[SYDNEY] Asian stocks drifted Tuesday as risk appetite remained subdued and the earnings season continued. The yen edged higher, while the US dollar and Treasuries were little changed.
Equity benchmarks ticked higher in Japan and Korea with Australian shares posting declines with trading volumes below their 30-day averages. Hong Kong and Chinese stocks outperformed as investors deemed the nation's equities cheap after the recent sell-off. A Reuters report that the Bank of Japan had considered raising interest rates this year helped the yen gain.
Earlier, the S&P 500 Index closed at its highest since January as Berkshire Hathaway Inc bolstered financial shares and higher oil prices boosted energy producers. The yield on 10-year Treasuries held below 3 per cent and the Cboe Volatility Index fell to its lowest since Jan 26.
Investors largely shrugged off early concern sparked by China's signal it won't flinch in a trade war, adding to heightened rhetoric from US President Donald Trump. Meanwhile, geopolitical concerns continue to lurk in the background with confusion about the status of negotiations intended to lead to the denuclearization of the Korean peninsula and the Trump administration moving to restore some US sanctions on Iran.
Elsewhere, the pound was little changed after weakening to an 11-month low on Brexit angst. Turkey's lira advanced after sinking to a record low as heightened concern over a diplomatic spat with the US overshadowed the central bank's attempt to support the currency.

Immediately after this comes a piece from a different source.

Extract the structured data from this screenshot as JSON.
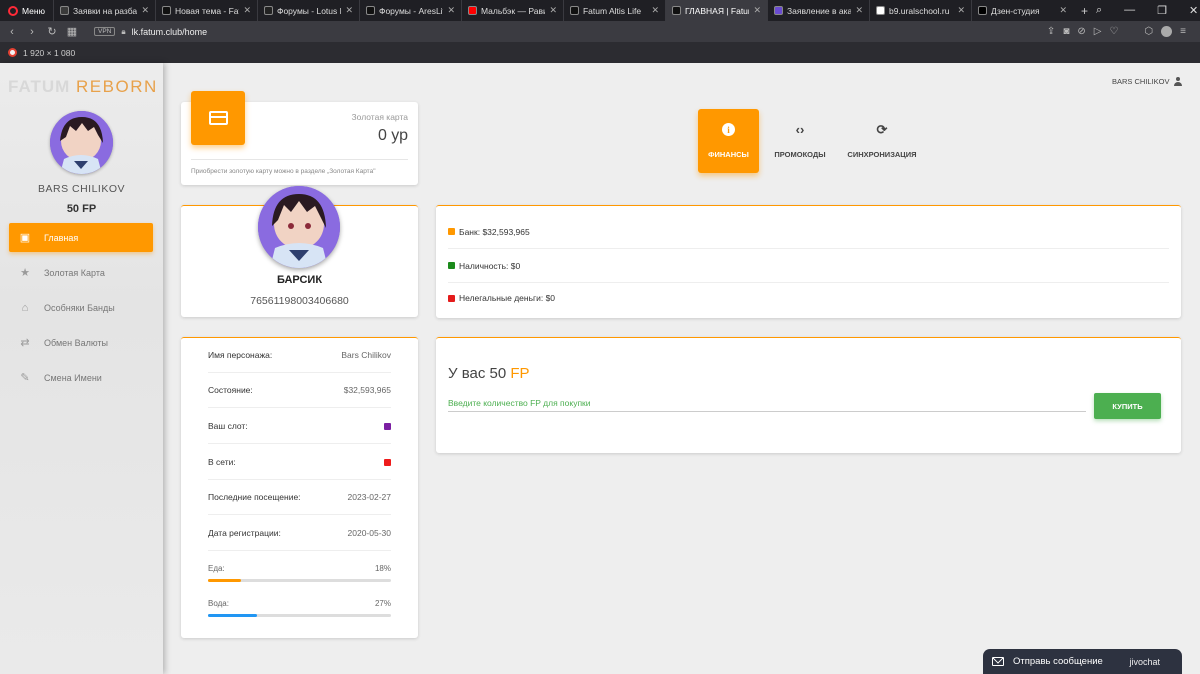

US crude traded around US$69 a barrel after Saudi Arabian production cuts heightened concerns about tightening worldwide supplies.
KEY EVENTS COMING UP THIS WEEK:

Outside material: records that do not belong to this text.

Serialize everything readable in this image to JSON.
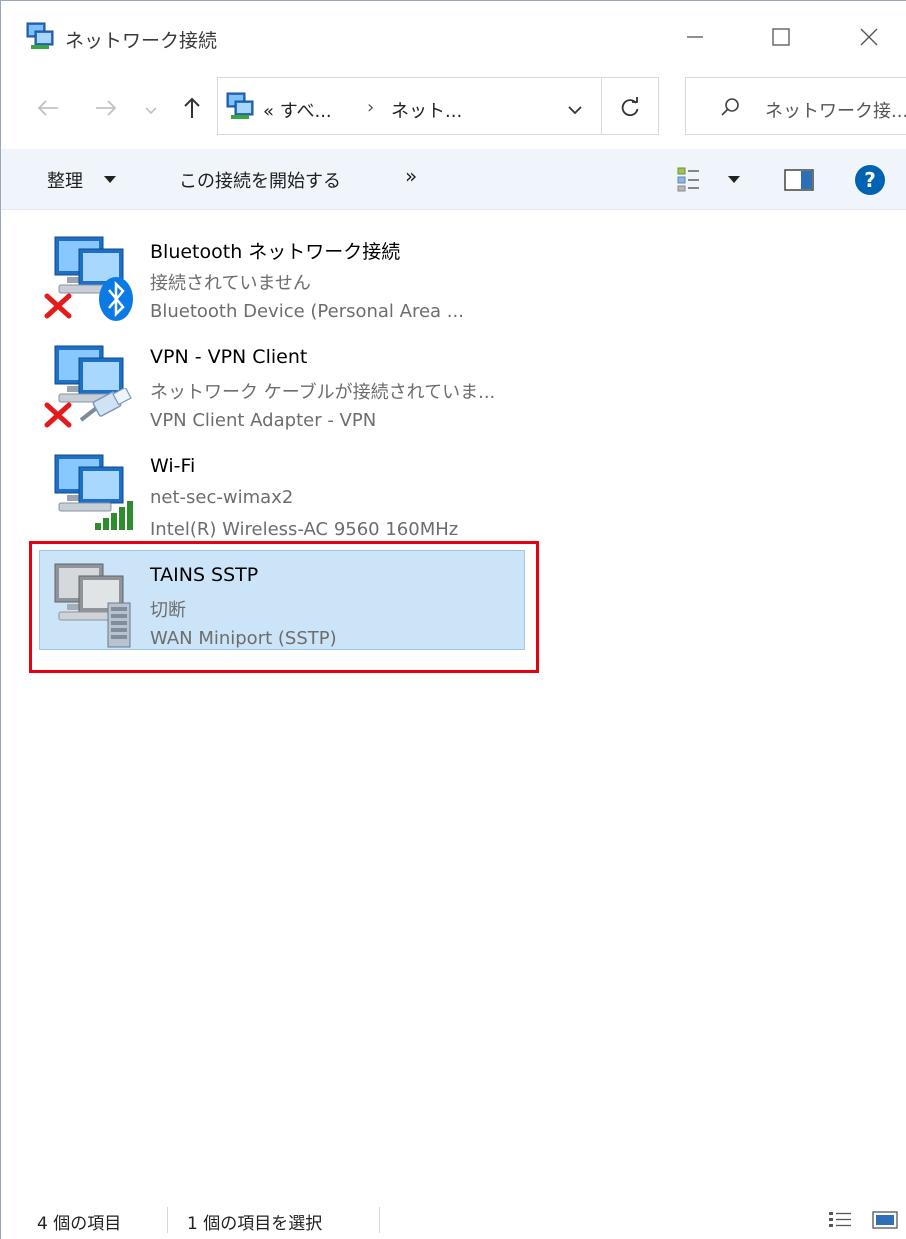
{
  "window": {
    "title": "ネットワーク接続",
    "minimize": "—",
    "maximize": "☐",
    "close": "✕"
  },
  "nav": {
    "back_icon": "←",
    "forward_icon": "→",
    "recent_icon": "⌄",
    "up_icon": "↑",
    "breadcrumb": [
      "« すべ...",
      "›",
      "ネット..."
    ],
    "dropdown_icon": "⌄",
    "refresh_icon": "↻",
    "search_placeholder": "ネットワーク接..."
  },
  "commands": {
    "organize": "整理",
    "start_connection": "この接続を開始する",
    "more": "»"
  },
  "connections": [
    {
      "name": "Bluetooth ネットワーク接続",
      "status": "接続されていません",
      "device": "Bluetooth Device (Personal Area ...",
      "badge": "bluetooth",
      "error": true
    },
    {
      "name": "VPN - VPN Client",
      "status": "ネットワーク ケーブルが接続されていま...",
      "device": "VPN Client Adapter - VPN",
      "badge": "cable",
      "error": true
    },
    {
      "name": "Wi-Fi",
      "status": "net-sec-wimax2",
      "device": "Intel(R) Wireless-AC 9560 160MHz",
      "badge": "signal",
      "error": false
    },
    {
      "name": "TAINS SSTP",
      "status": "切断",
      "device": "WAN Miniport (SSTP)",
      "badge": "server",
      "error": false,
      "selected": true
    }
  ],
  "statusbar": {
    "item_count": "4 個の項目",
    "selected_count": "1 個の項目を選択"
  },
  "colors": {
    "selection_bg": "#cce4f7",
    "selection_border": "#99c9ef",
    "highlight_frame": "#e60012",
    "help_blue": "#0063b1",
    "error_red": "#e21b1b",
    "wifi_green": "#2e8b2e"
  }
}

Earnings season includes results from: Japan Post Bank, Disney, 21st Century Fox, Deutsche Telekom, China Mobile, Glencore and Adidas.
Tuesday brings the latest Reserve Bank of Australia meeting that is forecast to produce no change in either the record-low cash rate or the long-term guidance.
The Bank of Japan releases a summary of opinions Wednesday from its July 30-31 meeting, at which it tweaked elements of its stimulus policy to make it more sustainable.
Samsung Electronics unveils its next Galaxy Note smartphone.
US consumer prices probably rose in July, consistent with a pickup in inflation that's projected to keep the Federal Reserve on a path of gradual interest-rate increases, economists forecast before Friday's release.
Topix index rose 0.4 per cent as of the break in Tokyo. Australia's S&P/ASX 200 Index fell 0.4 per cent.
South Korea's Kospi index rose 0.3 per cent. Hong Kong's Hang Seng Index added 0.9 per cent. Shanghai Composite Index gained 1.4 per cent.
Futures on the S&P 500 were little changed. The S&P 500 rose 0.4 per cent Monday.
The Japanese yen rose 0.1 per cent to 111.34 per US dollar after declining 0.2 per cent.
The offshore Chinese yuan traded at 6.8638 per US dollar.
The euro was at US$1.1558 after reaching the weakest in almost 13 months on its fifth straight decline.
The British pound traded at US$1.2942, near the weakest in about 11 months.
The Bloomberg Dollar Spot Index was little changed around the highest in more than two weeks.
The yield on 10-year Treasuries held at 2.94 per cent.
Australia's 10-year bond yield fell five basis points to 2.67 per cent.
The yield on 10-year Japanese bonds was at 0.11 per cent.
West Texas Intermediate crude rose 0.1 per cent to US$69.09 a barrel.
Gold rose 0.2 per cent to US$1,209.90 an ounce.